Seth Godin on Curiosity

Todd Defren posted this video yesterday of Seth Godin talking about curiosity.  It’s an inspirational video which has some fundamental tenets on social media and the transition from the traditional media channels of old.  There’s something in there that made me feel inspired about continuing down this learning path I am going for interactive marketing in general.  The video resonated with me a lot and I wanted to capture here for posterity.  Thanks Todd.

What inspires you?

The Future Will Be Televised…With Social Media

Mf08_webForrester Marketing Forum 2008

How fitting that engagement is the theme.  For my first time at Forrester’s Marketing Forum, I’ve decided to take a different tact on my own personal engagement if nothing else than for the learning experience. 

Ever go to a large conference and just sit at the back, taking those 8 second vacations, checking your email, paying attention only to the most dynamic speakers and humorous presentations?  That was me.  Sometimes I’d wonder why I was even at the conference that was what I was going to get out of it.  Here is a great tip on how to avoid that – use Twitter to take notes.  Jeremiah Owyang, one of Forrester’s well known analysts covering social media, mentioned over Twitter that he would be live blogging during the keynote presentations and offered to have folks sit up front.  Forrester went beyond that with a meebo chat room on the Forrester blog site and ustreaming the keynote with live video.  I decided to take him up on the offer and spent much of the first day of the conference laptop open on Twitter (Twhirl to be precise).  A very interesting thing happened – I paid attention more than I had before, looking for the key points in each speaker’s presentation.  Another side effect happened – I was able to quickly share that knowledge and interact with many who were not at the conference.  To be honest, I was in this to be better engaged, but glad to hear (via twitter responses) a few people got something out of it.

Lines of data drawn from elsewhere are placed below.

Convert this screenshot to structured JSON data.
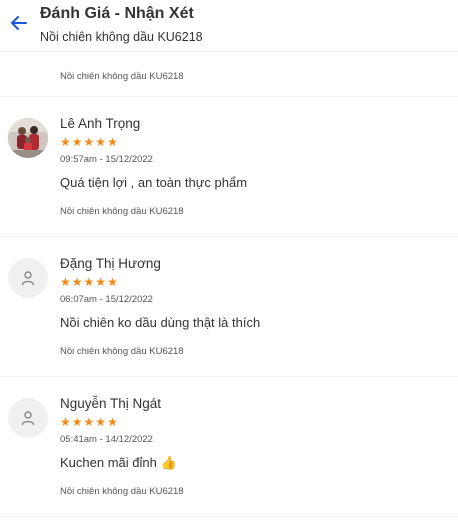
{
  "header": {
    "title": "Đánh Giá - Nhận Xét",
    "subtitle": "Nồi chiên không dầu KU6218"
  },
  "partial_review": {
    "product": "Nồi chiên không dầu KU6218"
  },
  "reviews": [
    {
      "name": "Lê Anh Trọng",
      "avatar": "photo-avatar",
      "rating": 5,
      "time": "09:57am - 15/12/2022",
      "comment": "Quá tiện lợi , an toàn thực phẩm",
      "product": "Nồi chiên không dầu KU6218"
    },
    {
      "name": "Đặng Thị Hương",
      "avatar": "user-placeholder-icon",
      "rating": 5,
      "time": "06:07am - 15/12/2022",
      "comment": "Nồi chiên ko dầu dùng thật là thích",
      "product": "Nồi chiên không dầu KU6218"
    },
    {
      "name": "Nguyễn Thị Ngát",
      "avatar": "user-placeholder-icon",
      "rating": 5,
      "time": "05:41am - 14/12/2022",
      "comment": "Kuchen mãi đỉnh 👍",
      "product": "Nồi chiên không dầu KU6218"
    }
  ],
  "colors": {
    "accent": "#1a56db",
    "star": "#f08a16",
    "avatar_bg": "#f0f0f0"
  }
}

There is a group of folks doing the same here – some experienced social media folks and others relatively new like yours truly.  Here is a list – all talented folks who are deep into marketing in various ways.  I’d recommend following each of them:

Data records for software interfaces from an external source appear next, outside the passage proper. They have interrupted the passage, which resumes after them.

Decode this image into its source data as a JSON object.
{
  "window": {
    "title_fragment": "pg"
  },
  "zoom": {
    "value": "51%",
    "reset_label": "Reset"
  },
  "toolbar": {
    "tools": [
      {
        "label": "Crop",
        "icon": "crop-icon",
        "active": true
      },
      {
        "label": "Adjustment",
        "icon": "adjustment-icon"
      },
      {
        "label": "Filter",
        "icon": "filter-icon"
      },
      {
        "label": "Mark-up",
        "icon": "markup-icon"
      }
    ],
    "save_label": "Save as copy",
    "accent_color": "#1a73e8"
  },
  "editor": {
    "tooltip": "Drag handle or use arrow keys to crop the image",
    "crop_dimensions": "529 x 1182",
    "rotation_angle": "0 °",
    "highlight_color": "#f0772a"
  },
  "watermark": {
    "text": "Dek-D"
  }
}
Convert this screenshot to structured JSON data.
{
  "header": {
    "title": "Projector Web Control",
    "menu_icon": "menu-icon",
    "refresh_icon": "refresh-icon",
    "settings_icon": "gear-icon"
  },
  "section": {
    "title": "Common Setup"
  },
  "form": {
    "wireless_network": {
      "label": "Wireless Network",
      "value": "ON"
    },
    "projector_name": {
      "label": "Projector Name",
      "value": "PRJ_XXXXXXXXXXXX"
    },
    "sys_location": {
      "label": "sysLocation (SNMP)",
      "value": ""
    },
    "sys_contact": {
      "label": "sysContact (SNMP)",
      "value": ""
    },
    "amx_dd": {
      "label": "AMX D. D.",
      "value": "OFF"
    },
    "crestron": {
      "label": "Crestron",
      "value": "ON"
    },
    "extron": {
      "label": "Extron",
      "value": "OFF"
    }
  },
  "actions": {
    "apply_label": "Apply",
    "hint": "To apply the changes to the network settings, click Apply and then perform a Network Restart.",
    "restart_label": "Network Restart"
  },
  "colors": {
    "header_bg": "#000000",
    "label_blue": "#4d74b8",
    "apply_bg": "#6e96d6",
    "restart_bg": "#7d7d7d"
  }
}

@jowyang – Jeremiah Owyang, Senior Analyst for Social Computing
@jspepper – Jeremy Pepper, PR manager for Boingo
@worleygirl – Amy Worley, Director of Digital Marketing for H&R Block
@Rumford – Rodney Rumford, CEO of Gravitational Media and FaceReviews.com
@MichelleBB – Michelle Boockoff-Bajdek, VP of Marketing for Harte-Hanks (also fellow member of Forrester’s Technology Marketing Council)
@weave – Eric Weaver, VP, Edelman Digital

I’m sure there are others out there I haven’t met yet who were doing the same.  I had an enjoyable day today keeping up with the speakers and ‘tweeting’ along the way even through the smaller track sessions.  You can find all of our tweets at http://tweetscan.com/index.php?s=forrmarketing08

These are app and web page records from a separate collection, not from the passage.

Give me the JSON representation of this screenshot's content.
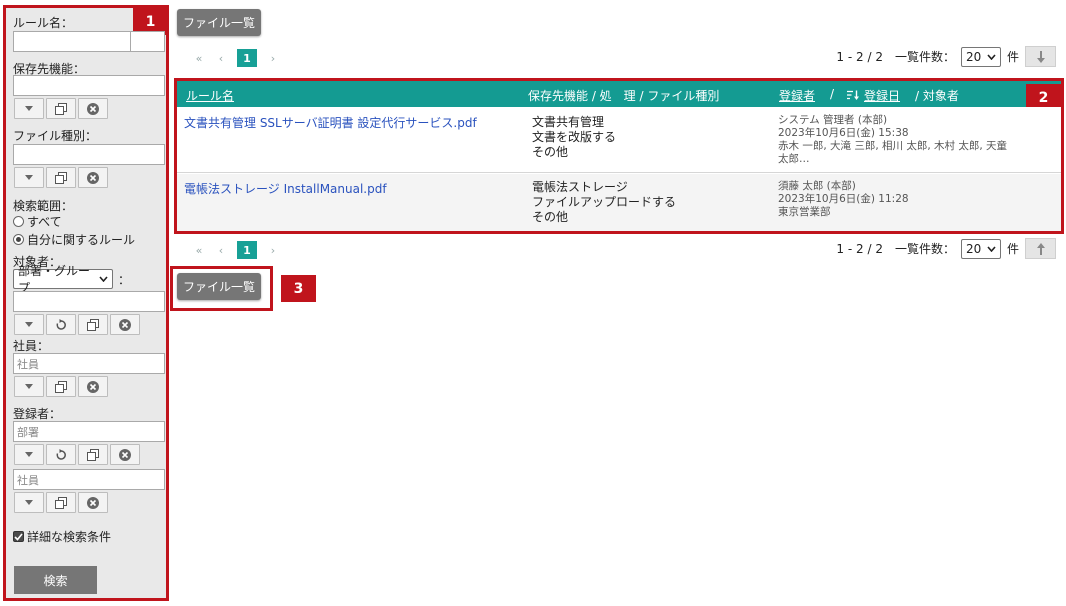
{
  "sidebar": {
    "callout": "1",
    "rule_name_label": "ルール名：",
    "storage_label": "保存先機能：",
    "file_type_label": "ファイル種別：",
    "scope_label": "検索範囲：",
    "scope_options": [
      "すべて",
      "自分に関するルール"
    ],
    "scope_selected": "自分に関するルール",
    "target_label": "対象者：",
    "target_select": "部署・グループ",
    "target_colon": "：",
    "employee_label": "社員：",
    "employee_placeholder": "社員",
    "registrant_label": "登録者：",
    "registrant_dept_placeholder": "部署",
    "registrant_emp_placeholder": "社員",
    "detail_checkbox": "詳細な検索条件",
    "search_button": "検索"
  },
  "main": {
    "file_list_button": "ファイル一覧",
    "callout_table": "2",
    "callout_button": "3",
    "pager": {
      "first": "«",
      "prev": "‹",
      "current": "1",
      "next": "›",
      "range": "1 - 2 / 2",
      "per_page_label": "一覧件数：",
      "per_page": "20",
      "unit": "件"
    },
    "table": {
      "headers": {
        "rule_name": "ルール名",
        "storage_process": "保存先機能 / 処　理 / ファイル種別",
        "registrant": "登録者",
        "slash": "/",
        "reg_date": "登録日",
        "target": "/ 対象者"
      },
      "rows": [
        {
          "rule": "文書共有管理 SSLサーバ証明書 設定代行サービス.pdf",
          "storage": "文書共有管理",
          "process": "文書を改版する",
          "file_type": "その他",
          "registrant": "システム 管理者 (本部)",
          "date": "2023年10月6日(金) 15:38",
          "targets": "赤木 一郎, 大滝 三郎, 相川 太郎, 木村 太郎, 天童 太郎…"
        },
        {
          "rule": "電帳法ストレージ InstallManual.pdf",
          "storage": "電帳法ストレージ",
          "process": "ファイルアップロードする",
          "file_type": "その他",
          "registrant": "須藤 太郎 (本部)",
          "date": "2023年10月6日(金) 11:28",
          "targets": "東京営業部"
        }
      ]
    }
  },
  "colors": {
    "accent": "#149b92",
    "callout": "#c0141c",
    "button": "#767676",
    "link": "#2a52be"
  }
}
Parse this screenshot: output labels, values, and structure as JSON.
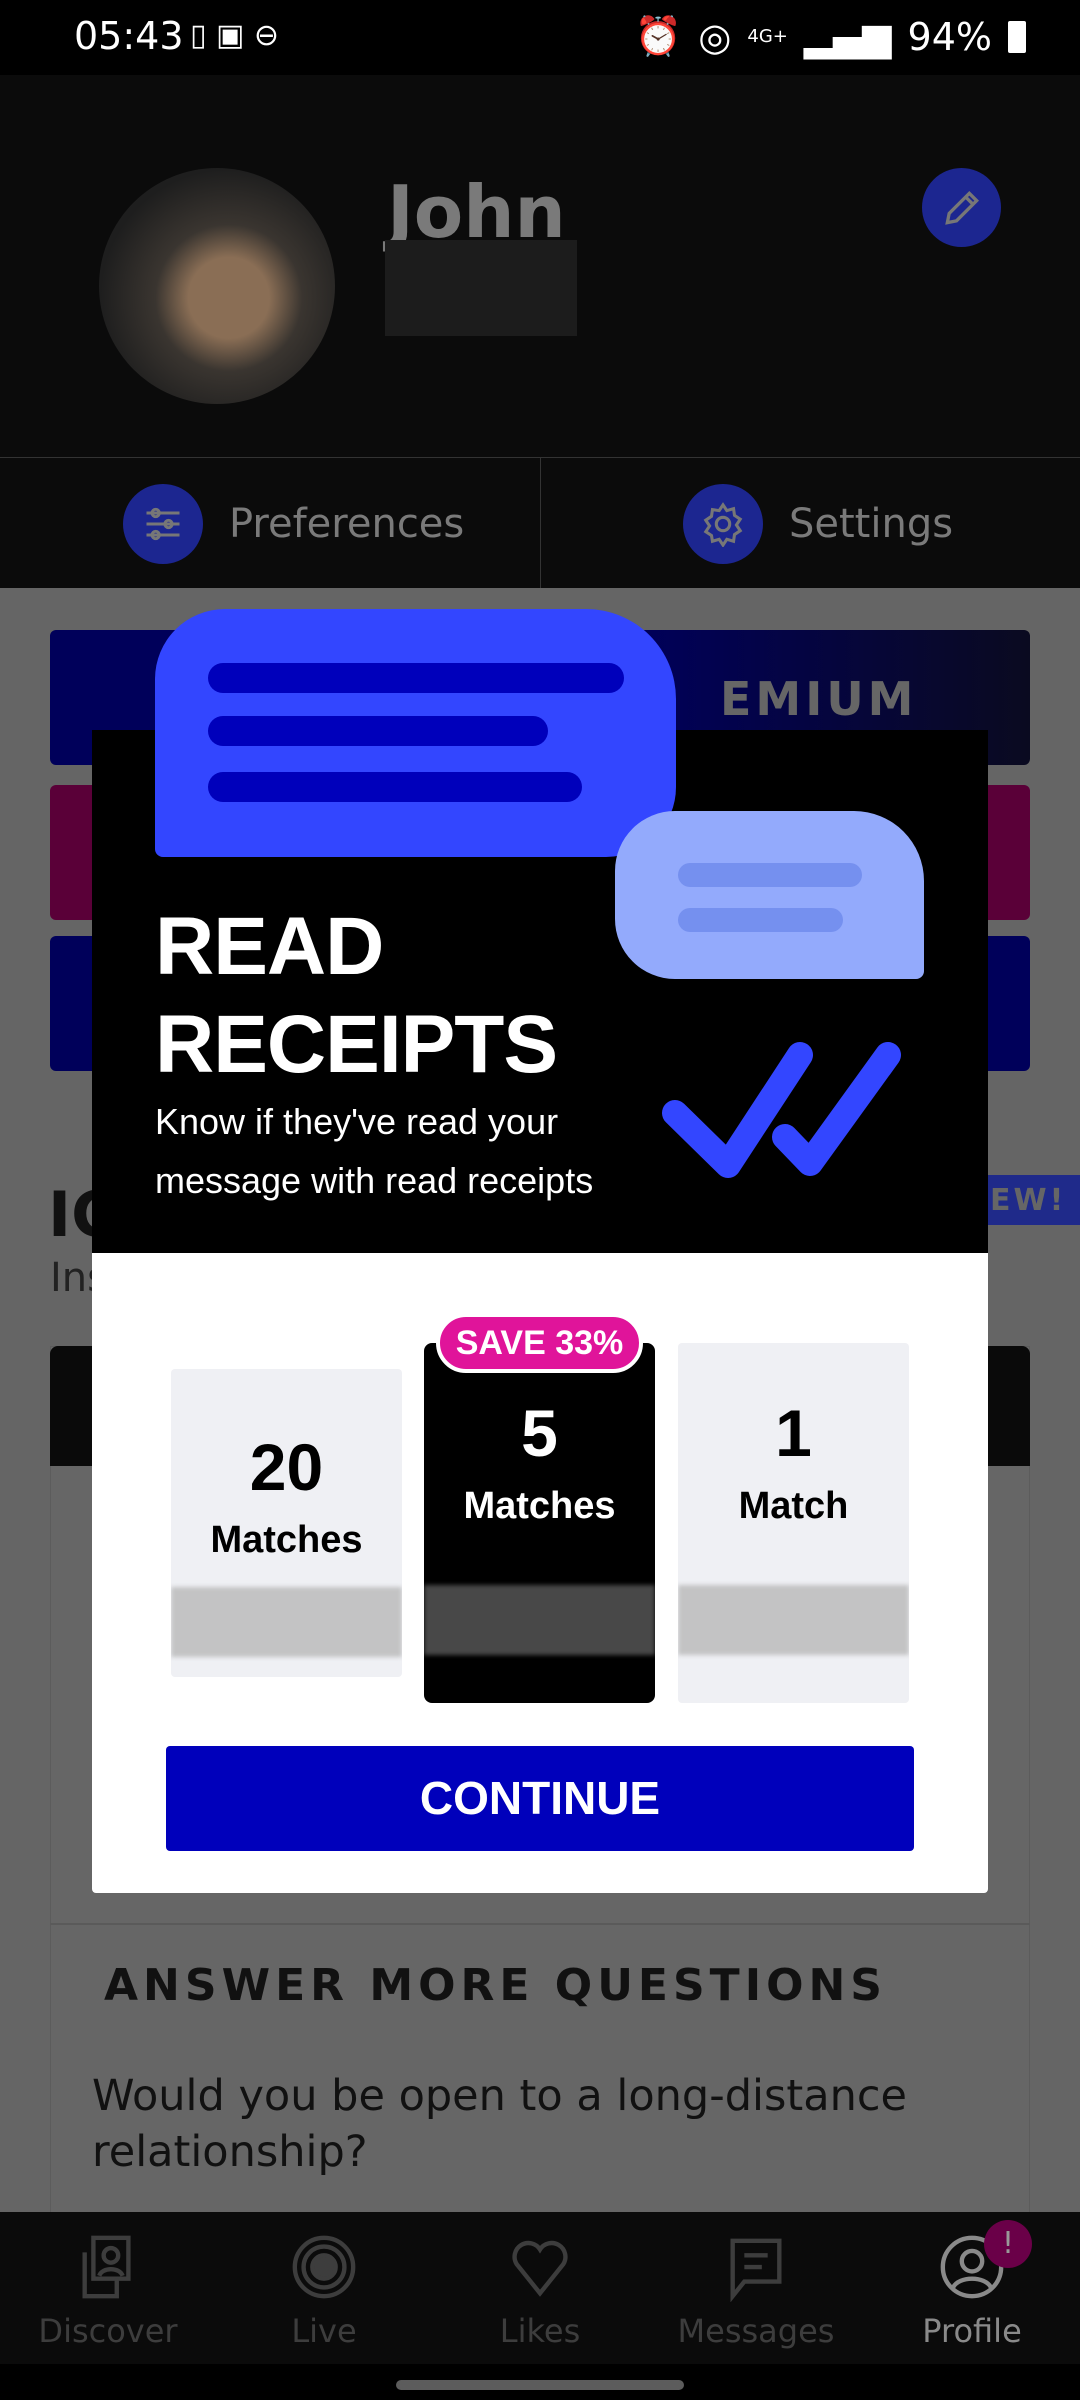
{
  "status_bar": {
    "time": "05:43",
    "network": "4G+",
    "battery": "94%"
  },
  "profile": {
    "name": "John"
  },
  "tabs": [
    {
      "label": "Preferences",
      "icon": "sliders-icon"
    },
    {
      "label": "Settings",
      "icon": "gear-icon"
    }
  ],
  "background": {
    "premium_label": "EMIUM",
    "ic_title": "IC",
    "ic_sub": "Ins",
    "new_badge": "EW!",
    "section_title": "ANSWER MORE QUESTIONS",
    "question": "Would you be open to a long-distance relationship?"
  },
  "modal": {
    "title_line1": "READ",
    "title_line2": "RECEIPTS",
    "subtitle_line1": "Know if they've read your",
    "subtitle_line2": "message with read receipts",
    "plans": [
      {
        "count": "20",
        "unit": "Matches"
      },
      {
        "count": "5",
        "unit": "Matches",
        "selected": true,
        "badge": "SAVE 33%"
      },
      {
        "count": "1",
        "unit": "Match"
      }
    ],
    "continue_label": "CONTINUE",
    "colors": {
      "accent": "#0000bb",
      "badge": "#e0149a",
      "bubble": "#3346ff"
    }
  },
  "nav": [
    {
      "label": "Discover"
    },
    {
      "label": "Live"
    },
    {
      "label": "Likes"
    },
    {
      "label": "Messages"
    },
    {
      "label": "Profile",
      "active": true,
      "badge": "!"
    }
  ]
}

Sessions I attended and covered on Twitter during the day today:

  • Engagement: A New Approach to Understanding Your Customers – Brian Haven, Sr. Analyst, Forrester Research
  • Tapping Agencies’ Evolving Marketing Capabilities – Casey C. Jones, VP, Global Marketing, Dell
  • Moving Beyond Marketing to Engagement – Gary Skidmore, President, Harte-Hanks
  • Creating Brand Advocates at Nike’s Jordan Brand – Emmanuel Brown, Director of Digital and Content, Nike’s Jordan Brand
  • The Interactive Marketing Maturity Model – Shar VanBoskirk, Principal Analyst, Forrester Research
  • Making Word of Mouth Work – Peter Kim, Senior Analyst, Forrester Research; Janet Eden-Harris, CEO, Umbria; Dave Balter, Founder/CEO, BzzAgent
  • Community: Engaging 130 Million Customers – Cathy Halligan, CMO, Walmart.com
  • The Four Pleasures: A Framework For Customer Engagement – Dr. Patrick Jordan, CEO, Patrick W. Jordan, Ltd.

My day 2 includes conducting a usability test for Forrester’s new website (a project led by a former Accenture colleague), meeting 1:1 with Forrester analysts, following a host of what looks like more great content, and an awful flight home.  Did I miss anything?  I have lots of notes to share back with team Brulant and have some great content for future posts… Thank you Forrester.